_How to complete this task_
Scan the records below, and wherever a line has the word "lesson", pull it out.

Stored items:
>>

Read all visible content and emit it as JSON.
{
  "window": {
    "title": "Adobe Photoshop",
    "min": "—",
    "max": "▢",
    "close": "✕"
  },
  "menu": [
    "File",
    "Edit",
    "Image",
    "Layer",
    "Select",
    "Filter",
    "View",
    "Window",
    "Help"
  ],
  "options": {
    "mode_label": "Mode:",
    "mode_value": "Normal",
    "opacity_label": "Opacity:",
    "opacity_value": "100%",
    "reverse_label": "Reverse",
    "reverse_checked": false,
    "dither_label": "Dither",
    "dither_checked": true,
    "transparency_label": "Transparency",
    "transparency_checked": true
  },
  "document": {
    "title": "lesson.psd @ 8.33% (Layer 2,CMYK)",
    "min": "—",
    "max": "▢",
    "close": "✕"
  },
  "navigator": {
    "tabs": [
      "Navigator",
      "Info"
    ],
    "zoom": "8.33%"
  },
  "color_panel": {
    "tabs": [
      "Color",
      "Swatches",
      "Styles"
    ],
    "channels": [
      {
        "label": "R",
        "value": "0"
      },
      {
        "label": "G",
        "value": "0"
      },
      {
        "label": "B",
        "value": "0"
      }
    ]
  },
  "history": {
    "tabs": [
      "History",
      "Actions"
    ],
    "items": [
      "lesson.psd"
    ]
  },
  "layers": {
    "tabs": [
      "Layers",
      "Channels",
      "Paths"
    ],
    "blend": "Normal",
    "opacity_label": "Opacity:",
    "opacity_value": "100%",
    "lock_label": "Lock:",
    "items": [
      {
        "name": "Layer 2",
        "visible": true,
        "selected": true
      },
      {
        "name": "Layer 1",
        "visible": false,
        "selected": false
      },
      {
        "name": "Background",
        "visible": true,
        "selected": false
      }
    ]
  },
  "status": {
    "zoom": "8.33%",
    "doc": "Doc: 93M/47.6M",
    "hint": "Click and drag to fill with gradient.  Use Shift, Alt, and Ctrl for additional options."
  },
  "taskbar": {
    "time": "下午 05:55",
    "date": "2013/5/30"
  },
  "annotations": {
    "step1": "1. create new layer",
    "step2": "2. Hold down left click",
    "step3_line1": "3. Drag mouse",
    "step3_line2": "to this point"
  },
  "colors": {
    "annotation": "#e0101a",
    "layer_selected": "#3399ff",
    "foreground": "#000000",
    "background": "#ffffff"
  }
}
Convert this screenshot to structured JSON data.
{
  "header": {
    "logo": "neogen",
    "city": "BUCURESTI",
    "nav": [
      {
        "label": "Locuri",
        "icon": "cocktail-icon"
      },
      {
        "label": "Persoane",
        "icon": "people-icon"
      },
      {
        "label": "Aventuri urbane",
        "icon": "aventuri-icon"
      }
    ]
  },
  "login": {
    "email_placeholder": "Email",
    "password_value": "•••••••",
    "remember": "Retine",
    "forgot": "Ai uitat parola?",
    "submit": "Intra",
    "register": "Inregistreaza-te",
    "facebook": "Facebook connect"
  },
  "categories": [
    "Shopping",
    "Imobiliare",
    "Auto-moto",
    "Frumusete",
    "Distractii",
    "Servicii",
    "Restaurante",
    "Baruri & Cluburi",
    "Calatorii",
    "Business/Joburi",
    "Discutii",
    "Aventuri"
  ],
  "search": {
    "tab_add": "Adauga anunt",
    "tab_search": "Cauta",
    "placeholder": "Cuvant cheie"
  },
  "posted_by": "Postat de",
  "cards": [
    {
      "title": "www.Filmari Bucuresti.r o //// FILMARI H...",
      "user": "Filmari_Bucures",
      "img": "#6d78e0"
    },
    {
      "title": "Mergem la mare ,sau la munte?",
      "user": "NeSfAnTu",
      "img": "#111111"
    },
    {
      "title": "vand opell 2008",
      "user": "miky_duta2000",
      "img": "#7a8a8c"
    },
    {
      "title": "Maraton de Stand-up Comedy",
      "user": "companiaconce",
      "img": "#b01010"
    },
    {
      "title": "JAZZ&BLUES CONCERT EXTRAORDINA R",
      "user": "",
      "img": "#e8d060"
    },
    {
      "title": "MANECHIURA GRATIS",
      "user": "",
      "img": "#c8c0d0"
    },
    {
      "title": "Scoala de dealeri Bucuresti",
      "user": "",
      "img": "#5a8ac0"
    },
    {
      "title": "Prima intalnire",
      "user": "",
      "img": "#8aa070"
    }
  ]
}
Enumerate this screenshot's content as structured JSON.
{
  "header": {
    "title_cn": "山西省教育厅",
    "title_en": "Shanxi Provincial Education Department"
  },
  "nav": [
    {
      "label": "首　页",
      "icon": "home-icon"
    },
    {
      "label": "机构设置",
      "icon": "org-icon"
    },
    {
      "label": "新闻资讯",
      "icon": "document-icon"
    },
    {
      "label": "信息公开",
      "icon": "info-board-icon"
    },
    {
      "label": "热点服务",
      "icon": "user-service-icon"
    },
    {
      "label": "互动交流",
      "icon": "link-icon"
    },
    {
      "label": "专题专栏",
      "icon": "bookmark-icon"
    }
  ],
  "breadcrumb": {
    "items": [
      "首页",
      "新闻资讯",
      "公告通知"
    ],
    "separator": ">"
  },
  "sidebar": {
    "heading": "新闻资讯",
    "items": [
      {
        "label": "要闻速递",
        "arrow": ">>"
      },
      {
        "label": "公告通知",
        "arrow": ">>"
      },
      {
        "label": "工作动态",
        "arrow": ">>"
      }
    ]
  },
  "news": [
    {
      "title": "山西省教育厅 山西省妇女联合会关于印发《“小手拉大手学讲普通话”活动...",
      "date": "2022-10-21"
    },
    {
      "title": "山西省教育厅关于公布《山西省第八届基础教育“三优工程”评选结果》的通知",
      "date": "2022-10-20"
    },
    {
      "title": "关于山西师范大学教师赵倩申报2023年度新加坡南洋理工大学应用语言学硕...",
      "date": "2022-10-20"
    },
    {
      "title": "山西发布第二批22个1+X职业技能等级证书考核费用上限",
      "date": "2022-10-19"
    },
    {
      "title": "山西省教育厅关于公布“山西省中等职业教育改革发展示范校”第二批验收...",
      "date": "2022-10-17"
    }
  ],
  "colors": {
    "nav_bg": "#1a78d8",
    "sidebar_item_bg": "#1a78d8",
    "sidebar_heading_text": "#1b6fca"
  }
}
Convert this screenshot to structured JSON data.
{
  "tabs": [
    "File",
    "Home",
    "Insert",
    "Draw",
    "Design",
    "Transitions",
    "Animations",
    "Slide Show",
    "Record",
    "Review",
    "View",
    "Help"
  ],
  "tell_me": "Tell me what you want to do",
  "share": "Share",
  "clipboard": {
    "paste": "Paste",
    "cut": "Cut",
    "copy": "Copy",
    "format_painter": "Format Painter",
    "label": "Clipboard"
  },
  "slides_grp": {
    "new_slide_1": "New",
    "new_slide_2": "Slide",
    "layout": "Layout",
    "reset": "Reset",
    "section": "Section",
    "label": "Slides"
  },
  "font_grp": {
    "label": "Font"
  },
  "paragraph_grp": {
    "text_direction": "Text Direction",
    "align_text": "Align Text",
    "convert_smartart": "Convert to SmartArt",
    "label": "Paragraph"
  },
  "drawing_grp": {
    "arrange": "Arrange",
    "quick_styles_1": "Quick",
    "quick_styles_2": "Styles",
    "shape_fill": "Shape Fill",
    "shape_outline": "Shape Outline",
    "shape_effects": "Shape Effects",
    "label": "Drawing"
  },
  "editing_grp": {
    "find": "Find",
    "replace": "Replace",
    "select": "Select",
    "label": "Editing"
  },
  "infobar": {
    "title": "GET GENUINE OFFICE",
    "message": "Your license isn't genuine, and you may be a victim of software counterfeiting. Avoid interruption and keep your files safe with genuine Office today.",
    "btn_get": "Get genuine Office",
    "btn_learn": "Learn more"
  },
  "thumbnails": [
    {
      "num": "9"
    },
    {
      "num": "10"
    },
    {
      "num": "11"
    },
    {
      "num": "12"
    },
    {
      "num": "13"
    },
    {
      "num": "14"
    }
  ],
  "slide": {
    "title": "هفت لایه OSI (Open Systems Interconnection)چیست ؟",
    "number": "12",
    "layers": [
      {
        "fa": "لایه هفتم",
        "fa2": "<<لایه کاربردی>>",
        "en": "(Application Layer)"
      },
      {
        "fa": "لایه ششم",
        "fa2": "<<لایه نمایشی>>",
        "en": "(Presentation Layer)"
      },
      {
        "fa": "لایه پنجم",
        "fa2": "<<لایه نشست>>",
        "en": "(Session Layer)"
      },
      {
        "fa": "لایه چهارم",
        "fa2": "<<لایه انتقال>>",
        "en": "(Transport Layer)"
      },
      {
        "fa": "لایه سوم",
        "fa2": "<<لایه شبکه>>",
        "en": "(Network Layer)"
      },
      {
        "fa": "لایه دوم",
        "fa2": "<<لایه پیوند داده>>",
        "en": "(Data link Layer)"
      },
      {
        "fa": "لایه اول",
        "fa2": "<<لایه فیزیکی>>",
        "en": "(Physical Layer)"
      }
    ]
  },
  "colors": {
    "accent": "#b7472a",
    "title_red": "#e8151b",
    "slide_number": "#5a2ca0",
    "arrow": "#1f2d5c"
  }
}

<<

_Answer box_
    "title": "lesson.psd @ 8.33% (Layer 2,CMYK)",
      "lesson.psd"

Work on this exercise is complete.